Synonyms and Related Terms

sand; agate; bloodstone; chalcedony; jasper; carnelian; sard; rock crystal (colorless); amethyst (purple); citrine (yellow); onyx; rose quartz (pink); smoky quartz (brown to black); yellow quartz; milky quartz (milk white); chrysoprase; kvarts (Dan., Nor., Sven.); Quarz (Deut.); cuarzo (Esp.); quartz (Fr.); quarzo (It.); kwarts (Ned.); kwarc (Pol.); quartzo (Port.)



Raman (MFA)

Quartz, collodion slide, 785 nm copy.tif




  • Noncombustible. Inhalation of fine particles may cause silicosis.
  • US Silica Company: SDS

Physical and Chemical Properties

  • Insoluble in acids except for hydrofluoric acid.
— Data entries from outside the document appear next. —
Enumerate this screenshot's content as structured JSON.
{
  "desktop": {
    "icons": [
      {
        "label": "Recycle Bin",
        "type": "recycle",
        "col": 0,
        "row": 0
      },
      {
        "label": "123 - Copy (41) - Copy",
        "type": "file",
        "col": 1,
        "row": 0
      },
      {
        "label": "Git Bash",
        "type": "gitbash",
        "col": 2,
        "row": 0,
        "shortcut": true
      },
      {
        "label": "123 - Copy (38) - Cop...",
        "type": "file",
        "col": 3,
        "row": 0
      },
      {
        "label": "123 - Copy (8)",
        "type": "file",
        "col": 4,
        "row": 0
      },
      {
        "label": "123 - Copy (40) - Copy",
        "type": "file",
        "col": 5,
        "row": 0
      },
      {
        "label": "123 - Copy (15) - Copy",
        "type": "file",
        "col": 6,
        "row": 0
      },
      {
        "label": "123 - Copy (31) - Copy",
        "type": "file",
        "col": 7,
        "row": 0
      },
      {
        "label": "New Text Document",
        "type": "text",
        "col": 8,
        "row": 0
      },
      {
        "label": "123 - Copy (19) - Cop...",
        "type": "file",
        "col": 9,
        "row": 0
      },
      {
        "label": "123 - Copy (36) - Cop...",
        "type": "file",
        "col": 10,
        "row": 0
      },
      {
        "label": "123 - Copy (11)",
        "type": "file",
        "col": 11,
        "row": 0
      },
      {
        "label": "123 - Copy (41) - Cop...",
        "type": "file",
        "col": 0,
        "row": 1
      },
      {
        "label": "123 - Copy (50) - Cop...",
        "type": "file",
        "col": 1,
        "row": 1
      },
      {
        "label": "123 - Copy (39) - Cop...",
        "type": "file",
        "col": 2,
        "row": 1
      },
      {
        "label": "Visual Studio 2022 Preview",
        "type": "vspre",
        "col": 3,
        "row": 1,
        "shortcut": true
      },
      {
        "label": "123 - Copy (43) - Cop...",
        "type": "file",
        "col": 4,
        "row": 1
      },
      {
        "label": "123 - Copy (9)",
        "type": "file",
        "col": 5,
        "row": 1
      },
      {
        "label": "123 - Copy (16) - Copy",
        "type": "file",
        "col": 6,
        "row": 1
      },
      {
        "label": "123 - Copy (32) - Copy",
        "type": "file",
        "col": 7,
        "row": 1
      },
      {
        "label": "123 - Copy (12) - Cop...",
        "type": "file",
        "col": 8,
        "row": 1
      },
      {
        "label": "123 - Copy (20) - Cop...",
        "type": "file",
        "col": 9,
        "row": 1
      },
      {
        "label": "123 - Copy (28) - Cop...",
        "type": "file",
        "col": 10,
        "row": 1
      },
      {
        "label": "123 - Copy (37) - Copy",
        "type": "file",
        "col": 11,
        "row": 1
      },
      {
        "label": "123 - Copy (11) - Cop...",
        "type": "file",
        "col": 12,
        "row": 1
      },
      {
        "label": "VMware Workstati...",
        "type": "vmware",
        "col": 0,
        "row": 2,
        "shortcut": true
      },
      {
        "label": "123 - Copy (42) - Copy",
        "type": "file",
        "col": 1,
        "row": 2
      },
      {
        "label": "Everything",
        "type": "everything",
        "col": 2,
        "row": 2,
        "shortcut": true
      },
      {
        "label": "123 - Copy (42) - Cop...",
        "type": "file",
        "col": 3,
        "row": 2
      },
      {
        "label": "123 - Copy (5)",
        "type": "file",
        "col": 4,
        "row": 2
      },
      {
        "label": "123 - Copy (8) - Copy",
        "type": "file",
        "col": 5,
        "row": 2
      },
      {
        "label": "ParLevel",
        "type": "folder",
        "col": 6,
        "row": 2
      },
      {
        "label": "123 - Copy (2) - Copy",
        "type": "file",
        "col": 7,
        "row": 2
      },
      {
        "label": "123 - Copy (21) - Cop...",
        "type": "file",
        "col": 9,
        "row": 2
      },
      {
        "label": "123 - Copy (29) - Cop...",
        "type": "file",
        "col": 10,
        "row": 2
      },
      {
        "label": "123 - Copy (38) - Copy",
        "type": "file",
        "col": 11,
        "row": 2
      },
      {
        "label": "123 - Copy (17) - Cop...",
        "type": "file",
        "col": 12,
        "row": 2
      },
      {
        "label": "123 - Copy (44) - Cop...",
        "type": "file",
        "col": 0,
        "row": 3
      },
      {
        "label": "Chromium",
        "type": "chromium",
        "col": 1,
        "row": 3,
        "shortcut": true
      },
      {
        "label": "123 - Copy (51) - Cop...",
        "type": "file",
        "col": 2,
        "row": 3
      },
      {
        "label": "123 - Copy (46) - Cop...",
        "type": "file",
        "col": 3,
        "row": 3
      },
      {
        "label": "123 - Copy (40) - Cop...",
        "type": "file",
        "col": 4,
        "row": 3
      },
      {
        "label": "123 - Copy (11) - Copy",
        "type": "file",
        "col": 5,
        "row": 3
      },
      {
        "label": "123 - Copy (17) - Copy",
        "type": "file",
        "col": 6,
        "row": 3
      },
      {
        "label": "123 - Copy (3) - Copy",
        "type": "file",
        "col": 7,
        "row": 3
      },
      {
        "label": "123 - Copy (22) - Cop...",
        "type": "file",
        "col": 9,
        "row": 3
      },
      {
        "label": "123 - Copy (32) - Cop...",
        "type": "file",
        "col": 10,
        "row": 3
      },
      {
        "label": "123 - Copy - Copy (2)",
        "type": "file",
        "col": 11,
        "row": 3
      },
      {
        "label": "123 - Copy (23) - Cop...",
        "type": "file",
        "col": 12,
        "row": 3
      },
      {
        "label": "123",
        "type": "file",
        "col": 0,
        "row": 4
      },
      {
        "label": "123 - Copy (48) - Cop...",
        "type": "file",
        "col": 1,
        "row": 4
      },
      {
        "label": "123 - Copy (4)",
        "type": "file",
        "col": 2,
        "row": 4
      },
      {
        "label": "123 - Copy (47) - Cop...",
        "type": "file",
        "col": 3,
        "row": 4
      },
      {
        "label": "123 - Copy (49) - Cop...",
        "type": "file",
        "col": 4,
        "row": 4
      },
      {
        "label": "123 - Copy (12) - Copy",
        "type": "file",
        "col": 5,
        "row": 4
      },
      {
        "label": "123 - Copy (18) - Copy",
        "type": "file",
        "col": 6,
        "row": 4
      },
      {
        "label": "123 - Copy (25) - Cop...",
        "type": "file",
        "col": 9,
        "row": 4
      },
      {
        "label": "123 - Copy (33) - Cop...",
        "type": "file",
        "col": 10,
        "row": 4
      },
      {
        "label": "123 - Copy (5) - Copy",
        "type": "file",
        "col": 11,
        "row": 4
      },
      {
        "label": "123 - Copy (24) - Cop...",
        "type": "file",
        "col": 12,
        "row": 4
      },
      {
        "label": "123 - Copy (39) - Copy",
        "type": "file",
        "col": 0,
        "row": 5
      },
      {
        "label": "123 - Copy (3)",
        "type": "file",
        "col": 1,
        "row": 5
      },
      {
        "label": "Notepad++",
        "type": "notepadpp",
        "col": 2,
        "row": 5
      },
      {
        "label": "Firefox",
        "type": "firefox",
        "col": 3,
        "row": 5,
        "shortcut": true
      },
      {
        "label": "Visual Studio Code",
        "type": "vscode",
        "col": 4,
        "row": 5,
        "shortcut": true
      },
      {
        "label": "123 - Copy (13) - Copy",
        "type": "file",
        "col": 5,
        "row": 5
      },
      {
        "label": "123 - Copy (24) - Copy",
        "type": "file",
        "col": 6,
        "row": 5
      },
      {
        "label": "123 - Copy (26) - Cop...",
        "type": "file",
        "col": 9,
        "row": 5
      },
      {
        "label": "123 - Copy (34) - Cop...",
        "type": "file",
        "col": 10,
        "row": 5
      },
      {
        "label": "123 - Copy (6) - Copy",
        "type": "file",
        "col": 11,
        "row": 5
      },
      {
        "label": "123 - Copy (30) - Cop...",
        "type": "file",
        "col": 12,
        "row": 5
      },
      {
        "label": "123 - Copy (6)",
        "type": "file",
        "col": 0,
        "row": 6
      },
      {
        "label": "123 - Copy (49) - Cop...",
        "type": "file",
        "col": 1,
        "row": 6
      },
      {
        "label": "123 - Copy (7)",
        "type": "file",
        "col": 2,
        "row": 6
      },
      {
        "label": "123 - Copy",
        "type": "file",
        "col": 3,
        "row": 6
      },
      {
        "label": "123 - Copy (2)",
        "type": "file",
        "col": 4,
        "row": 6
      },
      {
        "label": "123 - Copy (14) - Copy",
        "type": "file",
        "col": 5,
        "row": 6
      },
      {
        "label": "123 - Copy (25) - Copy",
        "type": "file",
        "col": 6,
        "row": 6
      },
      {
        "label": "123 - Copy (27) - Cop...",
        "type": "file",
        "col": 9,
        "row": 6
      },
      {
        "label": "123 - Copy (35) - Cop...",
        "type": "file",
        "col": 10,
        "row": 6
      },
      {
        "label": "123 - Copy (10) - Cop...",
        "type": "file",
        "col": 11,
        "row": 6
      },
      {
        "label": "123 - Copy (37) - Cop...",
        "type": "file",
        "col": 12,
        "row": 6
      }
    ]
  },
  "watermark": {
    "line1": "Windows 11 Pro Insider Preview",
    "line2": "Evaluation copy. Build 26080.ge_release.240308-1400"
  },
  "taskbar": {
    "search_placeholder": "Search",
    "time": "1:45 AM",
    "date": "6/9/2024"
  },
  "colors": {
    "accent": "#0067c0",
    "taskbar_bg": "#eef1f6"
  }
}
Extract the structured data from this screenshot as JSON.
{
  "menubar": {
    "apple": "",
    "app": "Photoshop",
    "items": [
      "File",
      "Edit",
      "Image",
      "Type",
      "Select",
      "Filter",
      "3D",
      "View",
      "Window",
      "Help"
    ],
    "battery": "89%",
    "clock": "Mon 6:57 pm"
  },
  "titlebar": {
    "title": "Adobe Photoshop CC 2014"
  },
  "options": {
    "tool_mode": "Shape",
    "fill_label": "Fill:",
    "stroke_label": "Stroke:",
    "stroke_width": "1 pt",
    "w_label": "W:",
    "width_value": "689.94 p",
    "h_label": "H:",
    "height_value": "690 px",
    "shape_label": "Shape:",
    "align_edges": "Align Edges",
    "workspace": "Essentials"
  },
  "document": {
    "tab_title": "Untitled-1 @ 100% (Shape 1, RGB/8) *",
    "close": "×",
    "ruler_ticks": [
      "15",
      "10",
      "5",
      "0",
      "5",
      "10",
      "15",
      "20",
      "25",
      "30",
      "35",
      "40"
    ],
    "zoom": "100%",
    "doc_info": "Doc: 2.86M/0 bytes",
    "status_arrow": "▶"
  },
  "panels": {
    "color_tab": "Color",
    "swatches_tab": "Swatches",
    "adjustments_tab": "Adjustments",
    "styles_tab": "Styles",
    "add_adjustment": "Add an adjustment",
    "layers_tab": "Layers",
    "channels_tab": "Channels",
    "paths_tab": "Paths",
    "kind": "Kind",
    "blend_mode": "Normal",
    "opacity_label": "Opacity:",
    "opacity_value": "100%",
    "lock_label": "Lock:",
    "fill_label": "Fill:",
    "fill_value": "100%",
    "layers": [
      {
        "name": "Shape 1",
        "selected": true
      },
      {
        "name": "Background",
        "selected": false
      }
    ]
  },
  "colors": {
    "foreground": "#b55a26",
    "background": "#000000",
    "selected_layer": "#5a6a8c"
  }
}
Slightly soluble in alkalis
  • Trigonal crystal system
  • Low thermal expansion
  • Fracture = conchoidal
  • Luster = vitreous to greasy
  • Streak = white
  • Fluorescence = generally inert
  • Microscopically, particles are transparent
  • Crossed polars show low birefringence (0.009) and first order grays
  • Pleochroism = very weak with different tones of body color
  • Can be piezoeletric and/or triboluminescent
Composition SiO2
CAS 14808-60-7
Mohs Hardness 7.0
Melting Point 1713 C
Density 2.65-2.66 g/ml
Molecular Weight mol. wt. = 60.08
Refractive Index 1.544; 1.553
Boiling Point 2230 C


Properties of Common Abrasives

Properties of Common Gemstones

Natural and Simulated Diamonds

Characteristics of Common White Pigments

Additional Images

Resources and Citations

  • Mineralogy Database: Quartz
  • Gem Identification Lab Manual, Gemological Institute of America, 2016.
  • Wikipedia: Quartz (Accessed Dec 2022)
  • Nicholas Eastaugh, Valentine Walsh, Tracey Chaplin, Ruth Siddall, Pigment Compendium, Elsevier Butterworth-Heinemann, Oxford, 2004
  • R. J. Gettens, G.L. Stout, Painting Materials, A Short Encyclopaedia, Dover Publications, New York, 1966
  • G.S.Brady, Materials Handbook, McGraw-Hill Book Co., New York, 1971 Comment: p. 644
  • Ralph Mayer, A Dictionary of Art Terms and Techniques, Harper and Row Publishers, New York, 1969 (also 1945 printing)
  • Richard S. Lewis, Hawley's Condensed Chemical Dictionary, Van Nostrand Reinhold, New York, 10th ed., 1993
  • R.M.Organ, Design for Scientific Conservation of Antiquities, Smithsonian Institution, Washington DC, 1968
  • Jack Odgen, Jewellery of the Ancient World, Rizzoli International Publications Inc., New York City, 1982
  • Dictionary of Building Preservation, Ward Bucher, ed., John Wiley & Sons, Inc., New York City, 1996
  • Van Nostrand's Scientific Encyclopedia, Douglas M. Considine (ed.), Van Nostrand Reinhold, New York, 1976
  • Random House, Webster's Encyclopedic Unabridged Dictionary of the English Language, Grammercy Book, New York, 1997
  • R.F.Symmes, T.T.Harding, Paul Taylor, Rocks, Fossils and Gems, DK Publishing, Inc., New York City, 1997
  • A.Lucas, J.R.Harris, Ancient Egyptian Materials and Industries, Edward Arnold Publishers Ltd., London, 4th edition, 1962
  • The American Heritage Dictionary or Encarta, via Microsoft Bookshelf 98, Microsoft Corp., 1998
  • Encyclopedia Britannica, http://www.britannica.com Comment: "quartz" [Accessed December 4, 2001].
  • C.W.Chesterman, K.E.Lowe, Audubon Society Field Guide to North American Rocks and Minerals, Alfred A. Knopf, New York, 1979